● DATA FOR REVIEW:
####
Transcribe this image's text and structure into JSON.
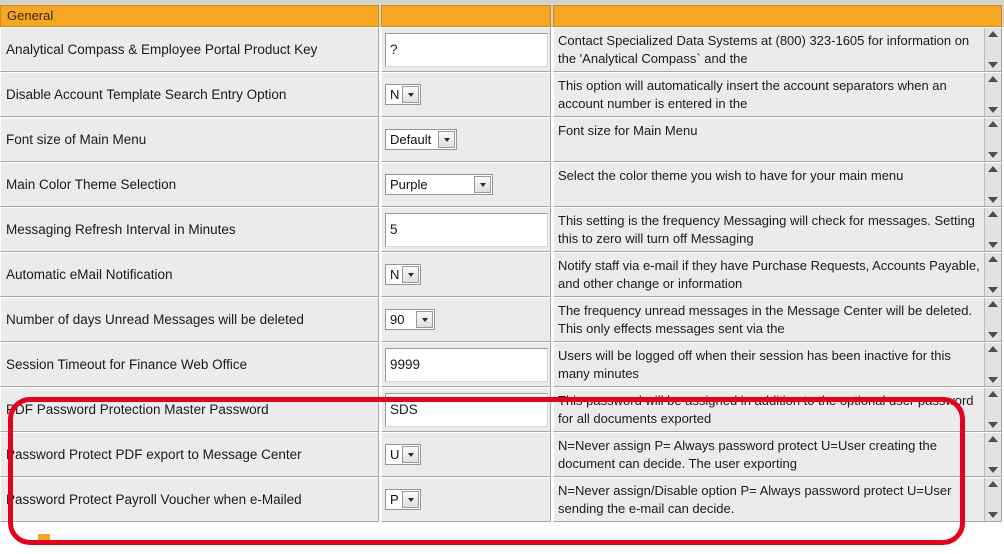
{
  "header": {
    "group_label": "General",
    "accent_color": "#f5a623"
  },
  "annotation": {
    "highlight_color": "#e3021b",
    "marker_color": "#f5a623"
  },
  "icons": {
    "scroll_up": "scroll-up-arrow-icon",
    "scroll_down": "scroll-down-arrow-icon",
    "dropdown": "chevron-down-icon"
  },
  "rows": [
    {
      "label": "Analytical Compass & Employee Portal Product Key",
      "control": "text",
      "value": "?",
      "width": "full",
      "description": "Contact Specialized Data Systems at (800) 323-1605 for information on the 'Analytical Compass` and the"
    },
    {
      "label": "Disable Account Template Search Entry Option",
      "control": "dropdown",
      "value": "N",
      "width": "w-xs",
      "description": "This option will automatically insert the account separators when an account number is entered in the"
    },
    {
      "label": "Font size of Main Menu",
      "control": "dropdown",
      "value": "Default",
      "width": "w-md",
      "description": "Font size for Main Menu"
    },
    {
      "label": "Main Color Theme Selection",
      "control": "dropdown",
      "value": "Purple",
      "width": "w-lg",
      "description": "Select the color theme you wish to have for your main menu"
    },
    {
      "label": "Messaging Refresh Interval in Minutes",
      "control": "text",
      "value": "5",
      "width": "full",
      "description": "This setting is the frequency Messaging will check for messages.  Setting this to zero will turn off Messaging"
    },
    {
      "label": "Automatic eMail Notification",
      "control": "dropdown",
      "value": "N",
      "width": "w-xs",
      "description": "Notify staff via e-mail if they have Purchase Requests, Accounts Payable, and other change or information"
    },
    {
      "label": "Number of days Unread Messages will be deleted",
      "control": "dropdown",
      "value": "90",
      "width": "w-sm",
      "description": "The frequency unread messages in the Message Center will be deleted.  This only effects messages sent via the"
    },
    {
      "label": "Session Timeout for Finance Web Office",
      "control": "text",
      "value": "9999",
      "width": "full",
      "description": "Users will be logged off when their session has been inactive for this many minutes"
    },
    {
      "label": "PDF Password Protection Master Password",
      "control": "text",
      "value": "SDS",
      "width": "full",
      "description": "This password will be assigned in addition to the optional user password for all documents exported"
    },
    {
      "label": "Password Protect PDF export to Message Center",
      "control": "dropdown",
      "value": "U",
      "width": "w-xs",
      "description": "N=Never assign P= Always password protect U=User creating the document can decide.  The user exporting"
    },
    {
      "label": "Password Protect Payroll Voucher when e-Mailed",
      "control": "dropdown",
      "value": "P",
      "width": "w-xs",
      "description": "N=Never assign/Disable option P= Always password protect U=User sending the e-mail can decide."
    }
  ]
}
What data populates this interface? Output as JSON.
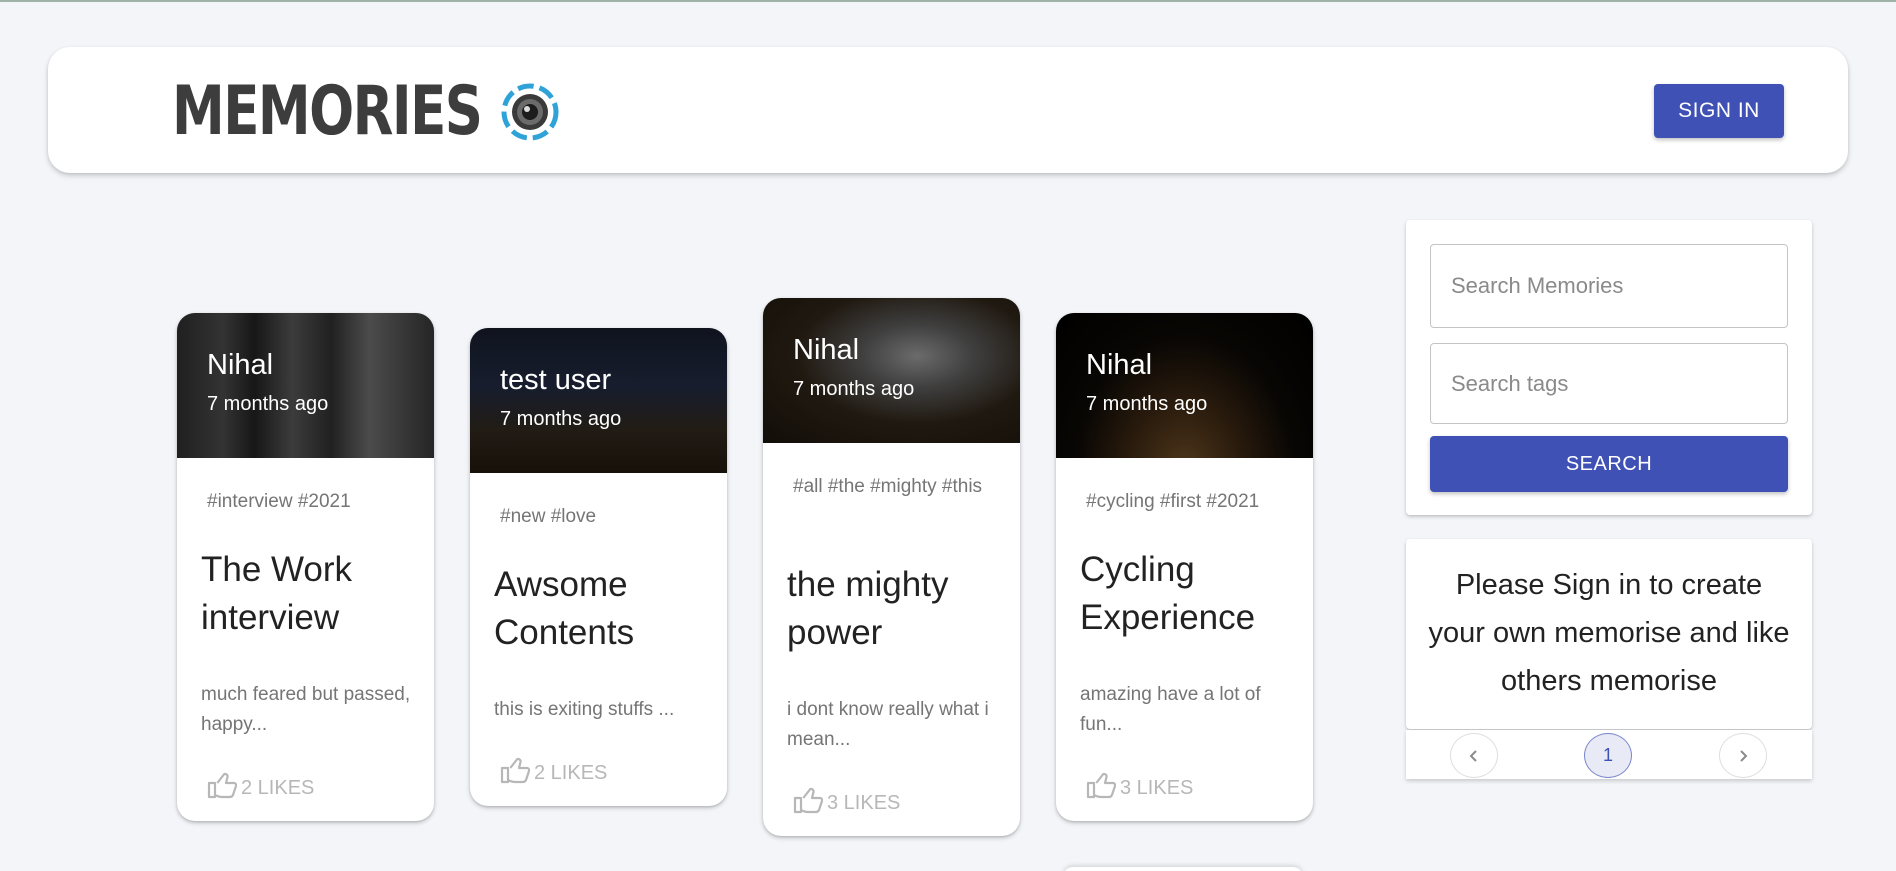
{
  "header": {
    "brand": "MEMORIES",
    "logo_icon": "camera-lens-icon",
    "signin_label": "SIGN IN",
    "accent_color": "#3f51b5"
  },
  "posts": [
    {
      "author": "Nihal",
      "time": "7 months ago",
      "tags": "#interview #2021",
      "title": "The Work interview",
      "message": "much feared but passed, happy...",
      "likes": "2 LIKES"
    },
    {
      "author": "test user",
      "time": "7 months ago",
      "tags": "#new #love",
      "title": "Awsome Contents",
      "message": "this is exiting stuffs ...",
      "likes": "2 LIKES"
    },
    {
      "author": "Nihal",
      "time": "7 months ago",
      "tags": "#all #the #mighty #this",
      "title": "the mighty power",
      "message": "i dont know really what i mean...",
      "likes": "3 LIKES"
    },
    {
      "author": "Nihal",
      "time": "7 months ago",
      "tags": "#cycling #first #2021",
      "title": "Cycling Experience",
      "message": "amazing have a lot of fun...",
      "likes": "3 LIKES"
    }
  ],
  "search": {
    "memories_placeholder": "Search Memories",
    "tags_placeholder": "Search tags",
    "button_label": "SEARCH"
  },
  "info": {
    "message": "Please Sign in to create your own memorise and like others memorise"
  },
  "pagination": {
    "prev_icon": "chevron-left-icon",
    "current_page": "1",
    "next_icon": "chevron-right-icon"
  }
}
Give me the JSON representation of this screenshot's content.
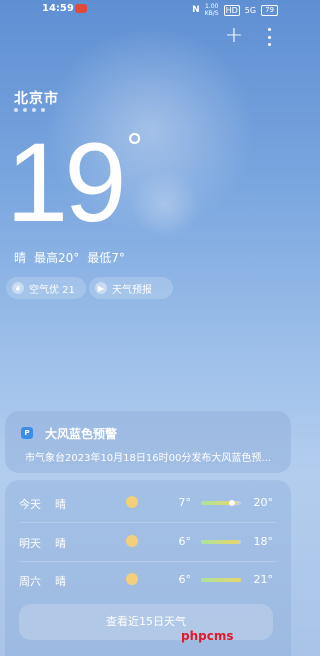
{
  "status_bar": {
    "time": "14:59",
    "app_badge": "",
    "net_speed_value": "1.00",
    "net_speed_unit": "KB/S",
    "network_label": "HD",
    "signal": "5G",
    "battery": "79"
  },
  "location": {
    "city": "北京市"
  },
  "current": {
    "temperature": "19",
    "degree_symbol": "°",
    "condition": "晴",
    "high": "最高20°",
    "low": "最低7°"
  },
  "chips": {
    "aqi": "空气优 21",
    "forecast": "天气预报"
  },
  "warning": {
    "icon": "warning-flag-icon",
    "title": "大风蓝色预警",
    "text": "市气象台2023年10月18日16时00分发布大风蓝色预..."
  },
  "forecast": {
    "rows": [
      {
        "day": "今天",
        "condition": "晴",
        "icon": "sun-icon",
        "low": "7°",
        "high": "20°",
        "range_start": 0.0,
        "range_end": 0.9,
        "current_position": 0.78
      },
      {
        "day": "明天",
        "condition": "晴",
        "icon": "sun-icon",
        "low": "6°",
        "high": "18°",
        "range_start": 0.0,
        "range_end": 0.95
      },
      {
        "day": "周六",
        "condition": "晴",
        "icon": "sun-icon",
        "low": "6°",
        "high": "21°",
        "range_start": 0.0,
        "range_end": 1.0
      }
    ],
    "more_button": "查看近15日天气"
  },
  "watermark": "phpcms"
}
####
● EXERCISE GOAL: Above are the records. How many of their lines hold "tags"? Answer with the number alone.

● ANSWER TO THIS PROBLEM: 5